“A player may feel just fine after a tackle but what has actually happened to their brain? Has it been jostled around enough to cause a minor injury?”
Using techniques that assess the brain’s cortical neural pathways, Dr Lavender meticulously looks for evidence of microscopic brain changes following a tackle, which are not detectable by sideline tests or even the player’s own perception.
“They are not classified as injuries at this point. In fact, the players themselves probably won’t notice any difference.
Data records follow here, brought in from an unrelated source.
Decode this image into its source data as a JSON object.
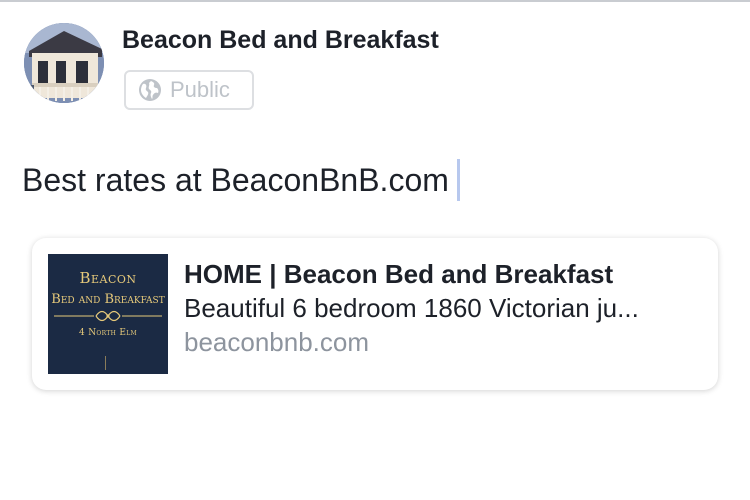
{
  "post": {
    "page_name": "Beacon Bed and Breakfast",
    "audience_label": "Public",
    "audience_icon": "globe-icon",
    "text": "Best rates at BeaconBnB.com"
  },
  "link_preview": {
    "thumbnail": {
      "title": "Beacon",
      "subtitle": "Bed and Breakfast",
      "address": "4 North Elm"
    },
    "title": "HOME | Beacon Bed and Breakfast",
    "description": "Beautiful 6 bedroom 1860 Victorian ju...",
    "domain": "beaconbnb.com"
  },
  "colors": {
    "text_primary": "#1d2129",
    "text_secondary": "#8d949e",
    "audience_text": "#bec3c9",
    "caret": "#b7c8ee",
    "thumbnail_bg": "#1b2a44",
    "thumbnail_gold": "#e6c97a"
  }
}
But when we run neurological tests, we can detect a difference.”
To gather data, he simulates tackling events in a motion analysis laboratory, so far testing male and female rugby players.
“In each simulation we have two players, one at either end of the mats, timing gates at either end – so we can set their speed as they are coming in – and they go through a tackle.
“It’s not a full tackle, like in a game. But they are hitting each other at a similar speed to what is typical in a game and the technique is there. It is sufficient to see if there is any movement of the head relative to the torso.”
During the simulations, players wear markers on their shoulders and head, which are tracked by motion analysis software – the same technology used to create avatars.
“The software provides data that tells us how much the head is moving relative to the shoulders at a particular point in time. And from that we can infer how much the brain is moving inside the skull,” Dr Lavender explains.
Preliminary data shows that rugby players’ heads don’t actually move that much in relation to their bodies, an observation Dr Lavender ascribes to their experience in the sport.
“Rugby players know how to tackle well. Their neck and shoulders are controlled. They roll their body into the right angle, use their shoulders and tense up at just the right time and brace in the right kind of way.
“What becomes a problem for them is when there is something slightly different or they get hit from an angle they are not expecting, or they lunge at an opponent’s hips and get hit in the face with a knee and that causes the head to move about differently.”
Following the simulations, Dr Lavender conducts tests on a player’s memory and balance, as well as a cortical inhibition test, where the brain is briefly stimulated with a magnet to measure signals from the brain to the muscles.
“The study has found an increase in activity of the brain’s inhibitory neural pathways – a reflection of protective mechanisms against minor injury – but unless you do an in-depth assessment, you can’t tell.
“A player can probably walk and function basically fine, but there is a change in the way their brain is operating. This change is imperceptible to the player and normalises within 24 hours.”
Dr Lavender will be gathering data for another year, but he is keen to stress his results are unlikely to warrant changing the ways in which sports are practised and played.
“A reasonable take-home message is that tackling may cause some short-term effects but the brain recovers quickly. We don’t see anything that is debilitating in the long-term at this stage. This is different from players who have experienced multiple concussions across an entire career.
“Scientists have examined the brains of players who died from dementia and found severe damage to their brains as a result of a long sporting career with many concussion injuries.
“If you did the same with players who had not suffered multiple concussions when they eventually died, we expect you would see a pretty healthy brain.”